It is entirely reasonable that an author should expect to be paid fairly for their work. One of the most contentious issues in book publishing is centred around the issue of fair payment: what percentage of money made from a book should an author expect to receive?
A Question of Percentages
It goes without saying that there would be no book to publish without the creative input of the author, and in terms of hours spent, it is clearly the author of a book who puts in the most work. However, the question of payment is a surprisingly complicated issue.
There are a lot of different considerations which determine how much an author is paid for their work. When considering the question of a percentage, it is important, firstly, to understand what the author is receiving a percentage of. If we take, as an example, a book which retails for £10.00, this can help illustrate what is meant by a fair percentage.
A fair percentage for an author of a book which sells online or in a bookshop for £10.00 is a somewhat difficult figure to work out. This is because it depends on the terms under which the book is sold. Where a book is sold in a large national book retailer, it is likely that the retailer may be taking as much as 50% of the sale price of that book; where a book is sold through a distributor, this figure can be even higher.
To take this example further, if the book costs, say, £2.00 a copy to print, and a retailer is taking 50% (i.e., £5.00), that leaves only £3.00 to be split between the author and the publisher. With the publisher’s many and varied costs of production, which includes design, editing, typesetting, ISBN registration and other fees, this £3.00 can very quickly be eaten up.
Therefore, where a book is sold through a large retailer it is entirely possible that if the publisher and the author each make £1.00 in profit (i.e., 10% of the retail cost), this works out as a fair division of the small profit made from the book.
How a Book is Sold Makes a Difference

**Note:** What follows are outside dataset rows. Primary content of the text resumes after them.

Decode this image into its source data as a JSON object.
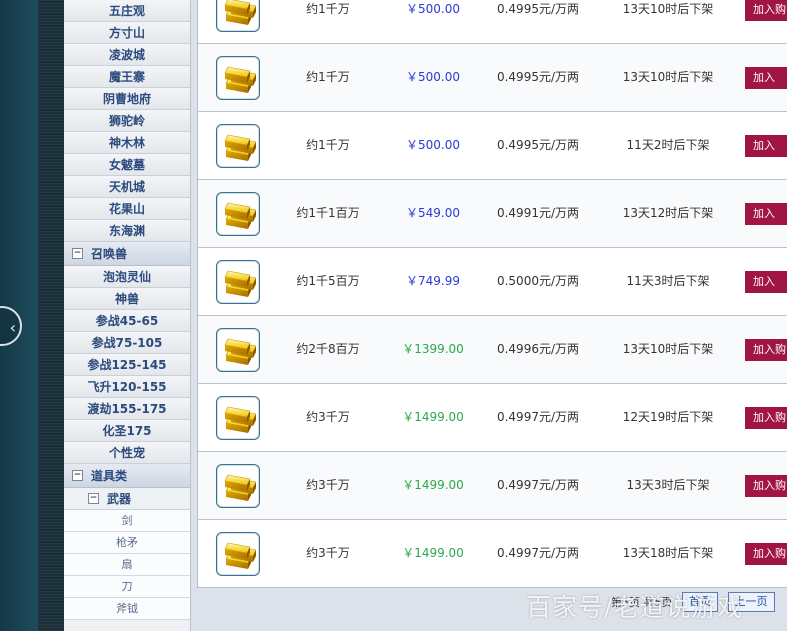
{
  "sidebar": {
    "group1_items": [
      "五庄观",
      "方寸山",
      "凌波城",
      "魔王寨",
      "阴曹地府",
      "狮驼岭",
      "神木林",
      "女魃墓",
      "天机城",
      "花果山",
      "东海渊"
    ],
    "summon": {
      "toggle": "−",
      "label": "召唤兽",
      "items": [
        "泡泡灵仙",
        "神兽",
        "参战45-65",
        "参战75-105",
        "参战125-145",
        "飞升120-155",
        "渡劫155-175",
        "化圣175",
        "个性宠"
      ]
    },
    "props": {
      "toggle": "−",
      "label": "道具类",
      "weapon": {
        "toggle": "−",
        "label": "武器",
        "items": [
          "剑",
          "枪矛",
          "扇",
          "刀",
          "斧钺"
        ]
      }
    }
  },
  "listings": [
    {
      "amount": "约1千万",
      "price": "￥500.00",
      "price_color": "blue",
      "unit": "0.4995元/万两",
      "time": "13天10时后下架",
      "button": "加入购"
    },
    {
      "amount": "约1千万",
      "price": "￥500.00",
      "price_color": "blue",
      "unit": "0.4995元/万两",
      "time": "13天10时后下架",
      "button": "加入"
    },
    {
      "amount": "约1千万",
      "price": "￥500.00",
      "price_color": "blue",
      "unit": "0.4995元/万两",
      "time": "11天2时后下架",
      "button": "加入"
    },
    {
      "amount": "约1千1百万",
      "price": "￥549.00",
      "price_color": "blue",
      "unit": "0.4991元/万两",
      "time": "13天12时后下架",
      "button": "加入"
    },
    {
      "amount": "约1千5百万",
      "price": "￥749.99",
      "price_color": "blue",
      "unit": "0.5000元/万两",
      "time": "11天3时后下架",
      "button": "加入"
    },
    {
      "amount": "约2千8百万",
      "price": "￥1399.00",
      "price_color": "green",
      "unit": "0.4996元/万两",
      "time": "13天10时后下架",
      "button": "加入购"
    },
    {
      "amount": "约3千万",
      "price": "￥1499.00",
      "price_color": "green",
      "unit": "0.4997元/万两",
      "time": "12天19时后下架",
      "button": "加入购"
    },
    {
      "amount": "约3千万",
      "price": "￥1499.00",
      "price_color": "green",
      "unit": "0.4997元/万两",
      "time": "13天3时后下架",
      "button": "加入购"
    },
    {
      "amount": "约3千万",
      "price": "￥1499.00",
      "price_color": "green",
      "unit": "0.4997元/万两",
      "time": "13天18时后下架",
      "button": "加入购"
    }
  ],
  "pager": {
    "info": "第5页 共5页",
    "first": "首页",
    "prev": "上一页"
  },
  "watermark": "百家号/老道说游戏",
  "colors": {
    "blue_price": "#2b3ad6",
    "green_price": "#2aa84a",
    "add_button": "#a01544"
  },
  "icons": {
    "gold": "gold-bar-icon",
    "nav": "chevron-left-icon"
  },
  "nav_glyph": "‹"
}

It is important, however, to note that other methods of selling books are likely to yield greater profits for both publisher and author. If the book is sold through the publisher’s website and is priced at £10.00, taking away the £2.00 cost for printing still leaves £8.00 which, allowing for other costs, reduces to, say, £6.00. This could then be split between the publisher and author, giving each £3.00 (30%).
Other models of selling, through online bookshops or smaller independent retailers, are likely to give a profit somewhere between large national retailers and selling through the publisher’s own website.
Our Approach at Pugmill Press
So, what should authors expect in terms of a fair percentage? If a rough average is taken of the various sales channels, somewhere in the region of 20% of the profit from a book is about right. This allows the publisher to make a small profit and covers their costs, but also enables the author to receive enough of the profit of the book to feel rewarded.
Pugmill Press is proud to pay a higher percentage than many other non-fiction publishers. We will always seek to maximise the amount we can pay our authors, as this rewards and recognises their hard work and boosts sales for us as a publisher.
Happy New Year from the Pugmill Press team! We have a dazzling range of exciting new books lined up for 2022 and are looking forward to announcing the winner of our Hidden Gem Prizes towards the end of April.
Remember that the closing date for the competitions are 22nd March 2022. We look forward to receiving your entry!